– Establish a new integration framework that provides a general principle that looks to the particular facts and circumstances of two or more offerings – and focuses the analysis on whether the issuer can establish that each offering either complies with the registration requirements of the Securities Act, or that an exemption from registration is available for the particular offering. The amendments also provide 4 non-exclusive safe-harbors from integration.
– Increase the offering limits for Reg A, Regulation Crowdfunding, and Rule 504 offerings, and revise certain individual investment limits
– Set clear and consistent rules governing certain offering communications, including permitting certain “test-the-waters” and “demo day” activities
– Harmonize certain disclosure and eligibility requirements and bad actor disqualification provisions
As has become the norm, the amendments were adopted by a 3-2 vote, with Commissioners Hester Peirce and Elad Roisman saying the rules don’t go far enough, and Commissioners Allison Herren Lee and Caroline Crenshaw saying that the rules strip away investor protections and were adopted without adequate data.
The amendments will go effective 60 days after publication in the Federal Register, except for the extension of the temporary Regulation Crowdfunding provisions, which will be effective upon publication in the Federal Register. Publication often takes about a month — so if that’s the case, that would put us in the February time frame for this new private offering regime.
We’ll be updating our “Reg D Handbook” for these new rules as well as the changes to the accredited investor definition that go effective next month.

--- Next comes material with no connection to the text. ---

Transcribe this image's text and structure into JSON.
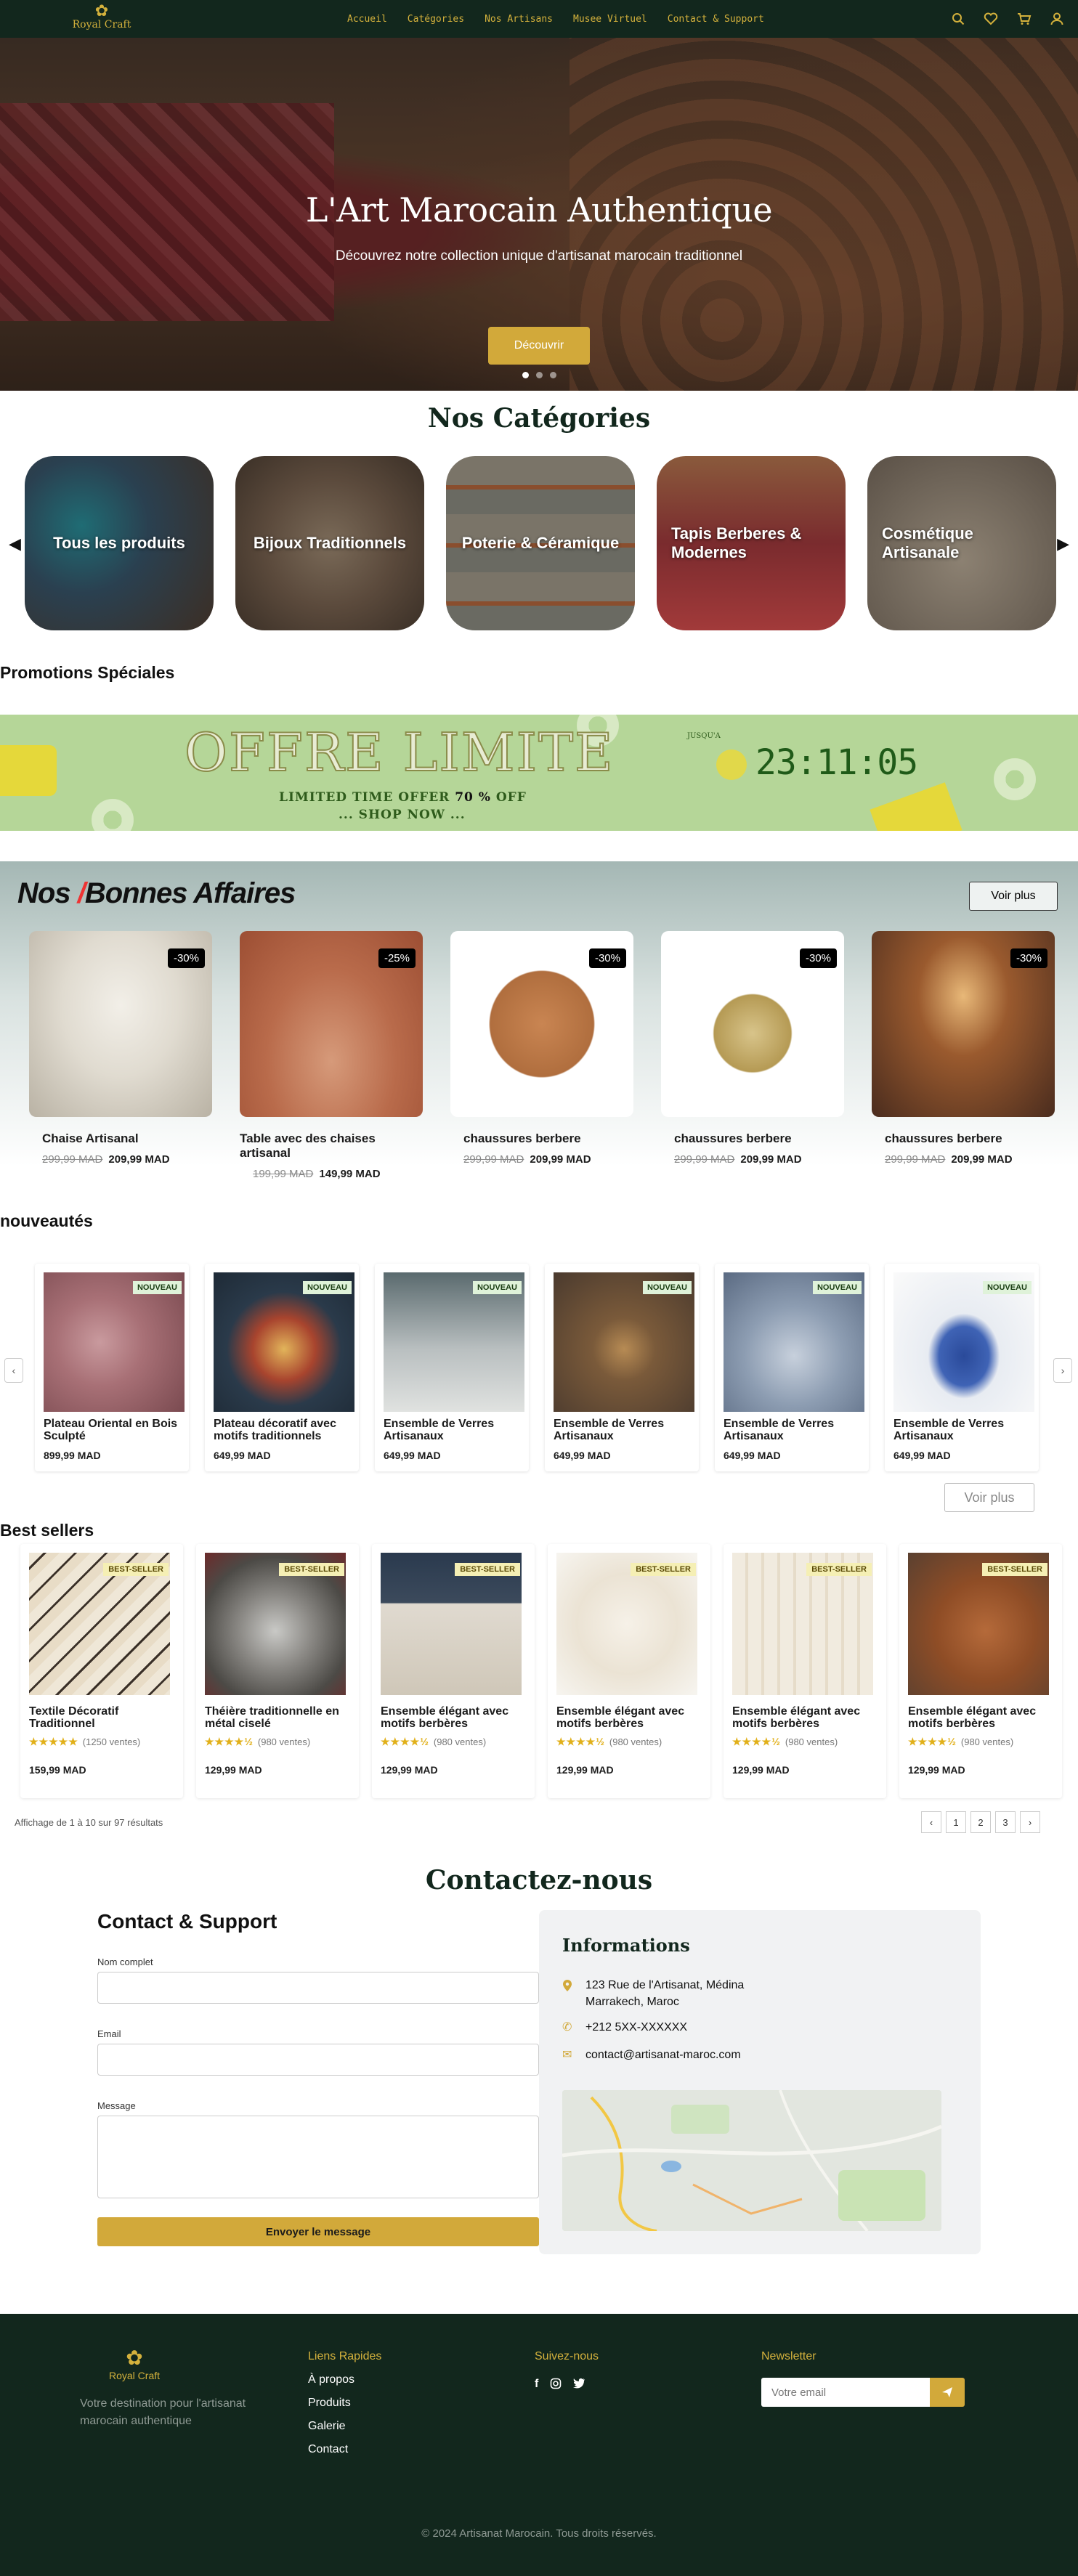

We’ll also be posting memos in our “Private Placements” Practice Area.
-Liz Dunshee, TheCorporateCounsel.net November 3, 2020